Ms Wasteney worked at the John Howard Centre in east London, a mental health unit, joining in 2007 as head of forensic therapy.
She became friends with a new junior colleague in 2012, a Muslim, the pair sharing an interest in their faiths and campaigning against human trafficking.
In April 2013 Ms Wasteney offered her a book, I Dared To Call Him Father, which promotes conversion to Christianity. The woman accepted it, though later threw it away.
The following month, after the woman went to Ms Wasteney for help after becoming upset at work, she briefly prayed for her, putting her hand on her knee while doing so after seeking her permission.
Ms Wasteney also invited her to church on several occasions, texting her in a friendly manner.
But in June the woman complained, and Ms Wasteney was suspended for nine months.
A formal disciplinary investigation made eight allegations of misconduct and she was later found guilty of three charges, and was eventually given a written warning for "harassing and bullying" her colleague.
The woman, who quit her job shortly after making the complaints, never gave any evidence about her allegations to the NHS or later to the employment tribunal.
Speaking outside the Employment Appeal Tribunal after the judgment, Ms Wasteney denied having ever tried to pressurise the woman, try to convert her to Christianity or "groom" her.
She said: "I was asked about whether I had groomed this person and that is such a strong word and I find it difficult to think about the kind of persona that has been placed upon me.
"I really trust that this case will do what it needs to do and stimulate healthy discussion about freedom of speech.
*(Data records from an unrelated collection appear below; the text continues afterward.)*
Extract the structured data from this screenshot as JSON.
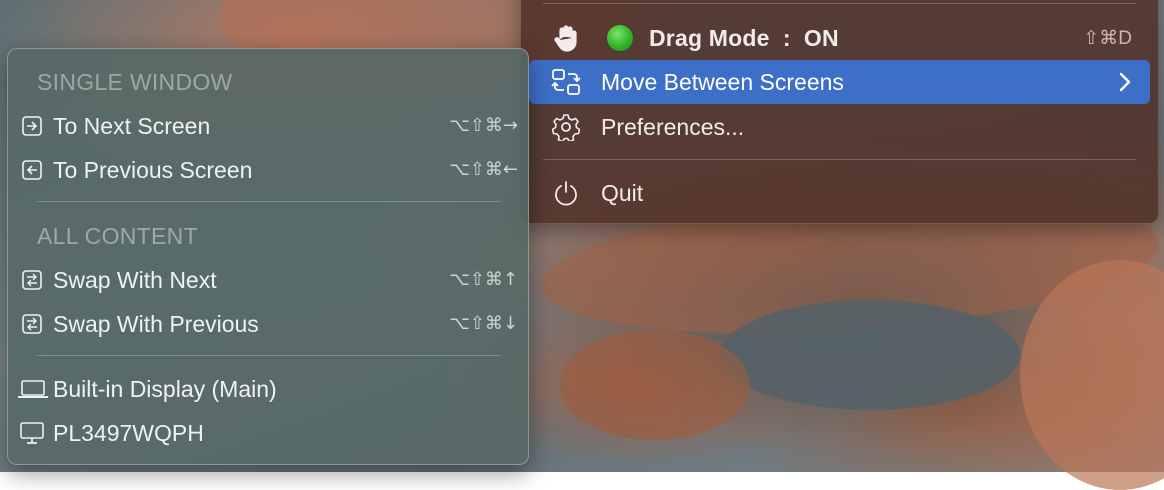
{
  "main_menu": {
    "drag_mode": {
      "label": "Drag Mode",
      "separator": ":",
      "state": "ON",
      "shortcut": "⇧⌘D",
      "status_color": "#2fb52a"
    },
    "move_between_screens": {
      "label": "Move Between Screens",
      "highlight_color": "#3e6fc8"
    },
    "preferences": {
      "label": "Preferences..."
    },
    "quit": {
      "label": "Quit"
    }
  },
  "sub_menu": {
    "single_window_header": "SINGLE WINDOW",
    "to_next_screen": {
      "label": "To Next Screen",
      "shortcut": "⌥⇧⌘→"
    },
    "to_previous_screen": {
      "label": "To Previous Screen",
      "shortcut": "⌥⇧⌘←"
    },
    "all_content_header": "ALL CONTENT",
    "swap_with_next": {
      "label": "Swap With Next",
      "shortcut": "⌥⇧⌘↑"
    },
    "swap_with_previous": {
      "label": "Swap With Previous",
      "shortcut": "⌥⇧⌘↓"
    },
    "displays": [
      {
        "label": "Built-in Display (Main)",
        "icon": "laptop-icon"
      },
      {
        "label": "PL3497WQPH",
        "icon": "monitor-icon"
      }
    ]
  }
}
"I have also been asked a lot about whether I was trying to convert this person. Of course, in the gospel of Jesus Christ people have an option to choose the message of the gospel and that there's good news.
"Under no circumstances was it ever my intention to pressurise anyone but I certainly felt that I needed to be free to express my view in a respectful way to other people and I personally don't feel that I ever crossed that boundary."
The Christian Legal Centre, which supported Ms Wasteney, said her treatment raised "serious concerns" that political correctness in the NHS is stifling discussion of faith.
Chief executive Andrew Williams described the judgment as "sad", "disappointing" and a "blow for freedom", saying the courts had avoided the opportunity to grapple with freedom of speech, religion and expression in the workplace.
She said: "People like Victoria and the tens of thousands like her in this country are great employees, they are great bosses, they have compassion and care for those that work around them, and we all need to be free to have opinions.
"Everyone comes (to work) with a belief system, but it's the Christians like Victoria that we are seeing punished in the workplace and sadly an increasing climate of fear in the workplace."
She added: "Victoria is a strong woman and yet even she has suffered as a result of this. She is bouncing back but she has had a darker period, and that is because even the strongest will find this kind of situation daunting."
Ms Williams said they now planned to explore further legal action, both in the UK and Europe, and said she hoped the case would bring progress towards greater freedom of religious expression at work.
She said: "If we can expose this, hopefully the workplace will understand that people like Victoria shouldn't be punished."